Worst States, #3: Florida

Getty Images

Millionaires ranking 2018: 25

Millionaires ranking 2008: 13

Change: -12

When the housing bubble burst, few states took a bigger beating than Florida. That helps explain why the Sunshine State fell 12 spots on the rich list since 2008, to 25th place from a lofty 13th place years ago.

The hangover from the housing crisis weighed on Florida's economy for years. GDP expanded just 14% from 2008 to 2018. Florida is the third-most populous state. Yet only 5.5%, or 454,878 households out of 8,314,234, qualify as millionaires.

That said, there are several pockets of wealth. Key West is a small town that boasts one of the highest concentration of millionaires in the U.S. The Villages - billed as America's premier active adult retirement community located in sunny central Florida - also has a high concentration of millionaires.

SEE ALSO: The 100 Most Popular Mutual Funds for 401(k) Retirement Savings

Worst States, #2: New Mexico

Getty Images

Millionaires ranking 2018: 45

Millionaires ranking 2008: 32

Change: -13

Los Alamos sounds like an unlikely place to find a lot of millionaires, but we're talking about the concentration of millionaire households, not the total number of millionaires. And on that relative basis, Los Alamos really stands out.

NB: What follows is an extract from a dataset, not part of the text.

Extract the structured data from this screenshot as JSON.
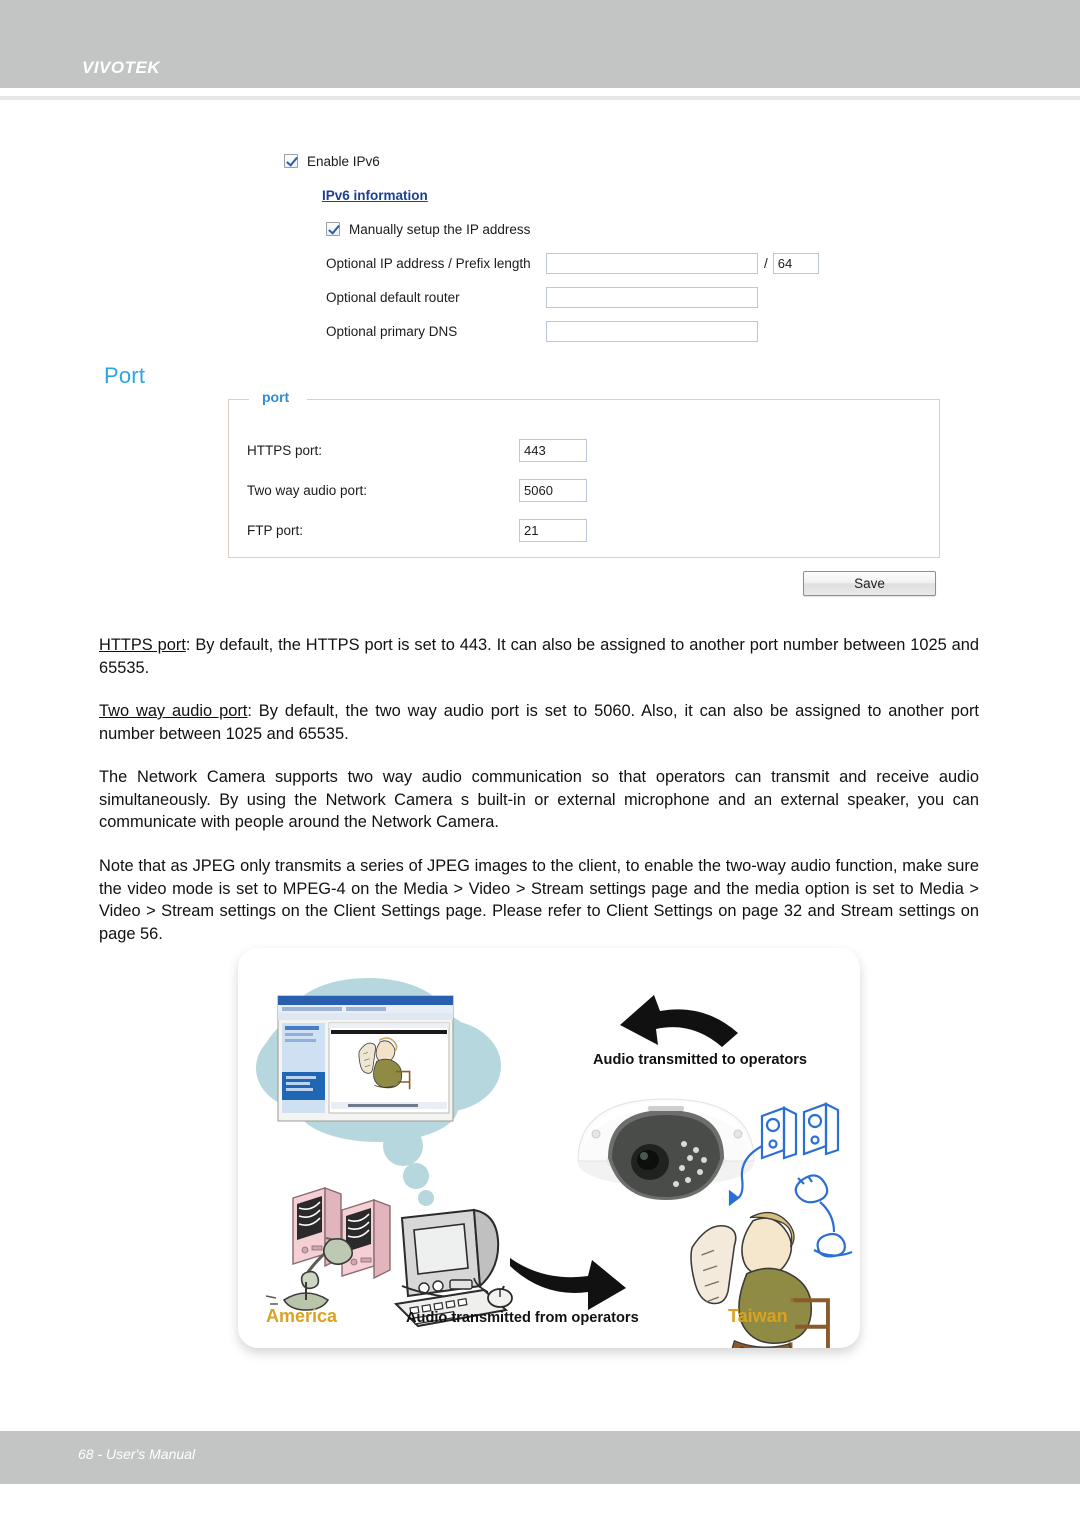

The tiny town about 35 miles northwest of Santa Fe is home to a government nuclear weapons laboratory and a number of chemists, engineers and physicists. It's a small area with a small population but a large percentage of highly educated and highly trained engineers and scientists.

But the ranks of millionaires thins out once you get past Los Alamos. With only 4.6% of its total households claiming millionaire status, New Mexico dropped 13 places in the rich-people rankings since the Great Recession.

SEE ALSO: 25 Dividend Stocks That Analysts Love the Most

Worst States, #1: Nevada

Getty Images

Millionaires ranking 2018: 35

Millionaires ranking 2008: 17

Change: -18

No state fell farther on the list of states with the highest concentration of millionaire households than Nevada. The Silver State tumbled 18 places since 2008, to 35th from 17th. It currently claims 56,748 millionaire households out of 1,115,122 total households - a bit more than 1 in 20.

Gardnerville Ranchos remains a favorite hiding place for millionaires because of its proximity to Lake Tahoe, which has long been a getaway for the rich and famous. With everything from ski resorts to beaches, the Lake Tahoe area offers year-round activities for well-heeled tourists and full-time residents alike. At the same time, Henderson and Las Vegas are two of the fastest-growing cities in the U.S., according to the U.S. Census Bureau.

But Nevada as a whole hasn't kept up pace with the rest of the country when it comes to having millionaires among its ranks. That's in part because the state's economy grew 28% from 2008 to 2018 - much slower than the national growth rate.

SEE ALSO: 50 Best Places to Retire in the U.S.


Copyright 2019 The Kiplinger Washington Editors